GL: How are you involved with the community and what is your perception of the community? (I’m always trying to highlight positive things about Flint since it has a notoriously negative reputation)
A: Flint is a diamond in the rough. There’s a ton of creativity here and a lot of resilience and innovation. The community has learned how to make lemonade out of lemons and had to do it with no resources or support. People are innovative out of necessity & I really personally connect with that as a designer. I think design should solve real-world problems, or at least be a part of the solution. I also love working within limitations and resources because I think it inspires creativity. Flint has its own unique vibe—it’s a small town for the most part but it’s quickly become home to me.
Flint is a city like many others in the midwest that was disrupted when the automotive industry and other blue-collar jobs left. It’s a city made up of predominantly low-income people of color just trying to make ends meet. Businesses like Genusee see the potential of Flint. They invest in the city and in the community, and that will have a lasting effect and preserve the soul that exists there. I will always root for this community—it’s my home. A synergy exists and just like Ali said, the people are innovative and I believe their stories should be amplified. A community like Flint faces unique challenges that are multi-faceted, but they continue to move forward and that itself is inspiring. We should say nice things about Flint.
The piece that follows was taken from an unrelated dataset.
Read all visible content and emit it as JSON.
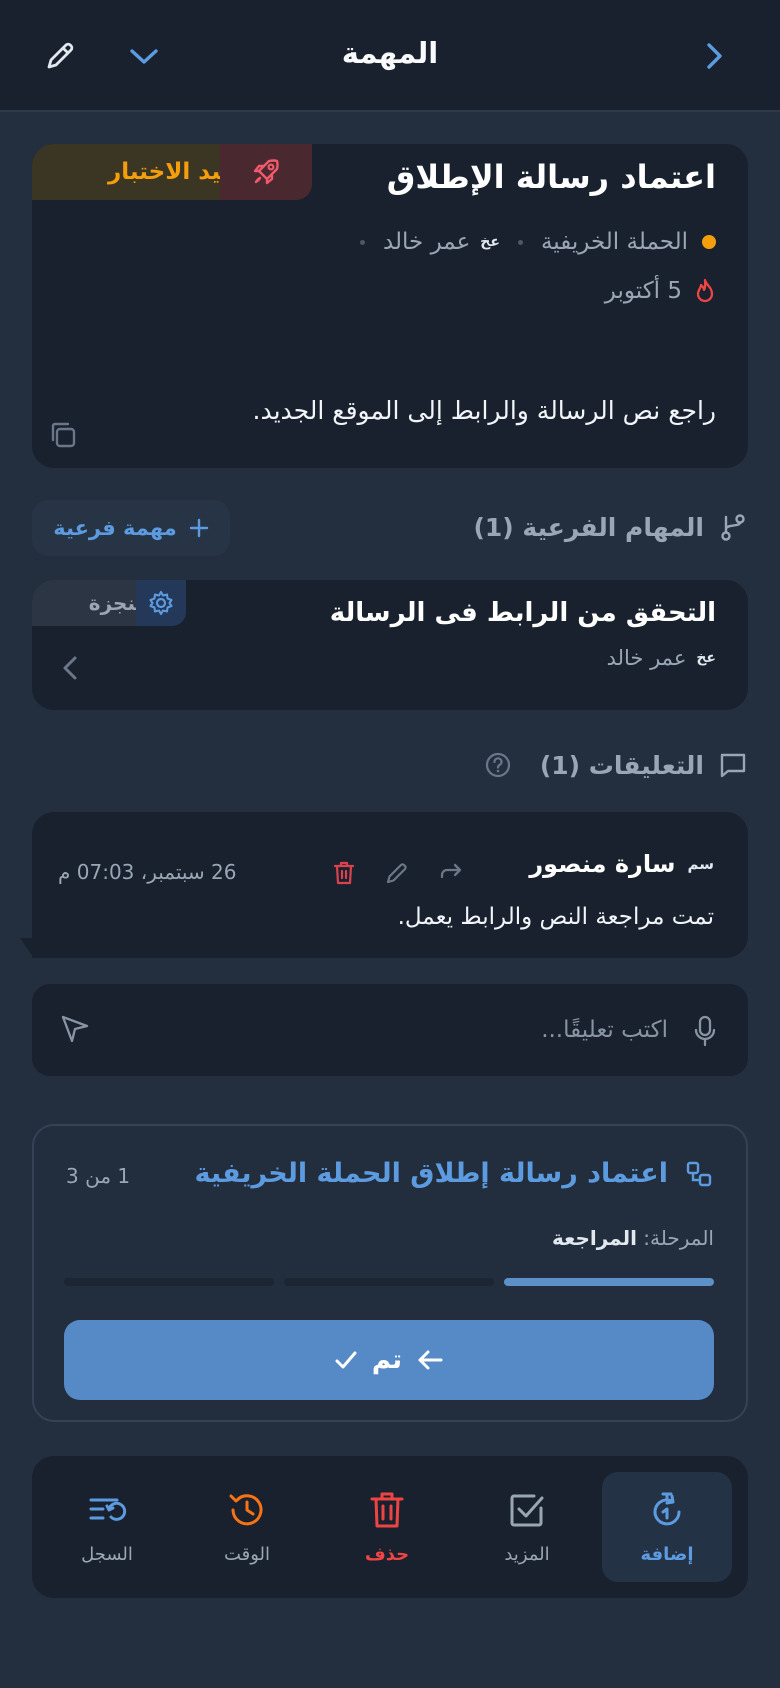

For more information on this small business out of Flint, Michigan, visit their website.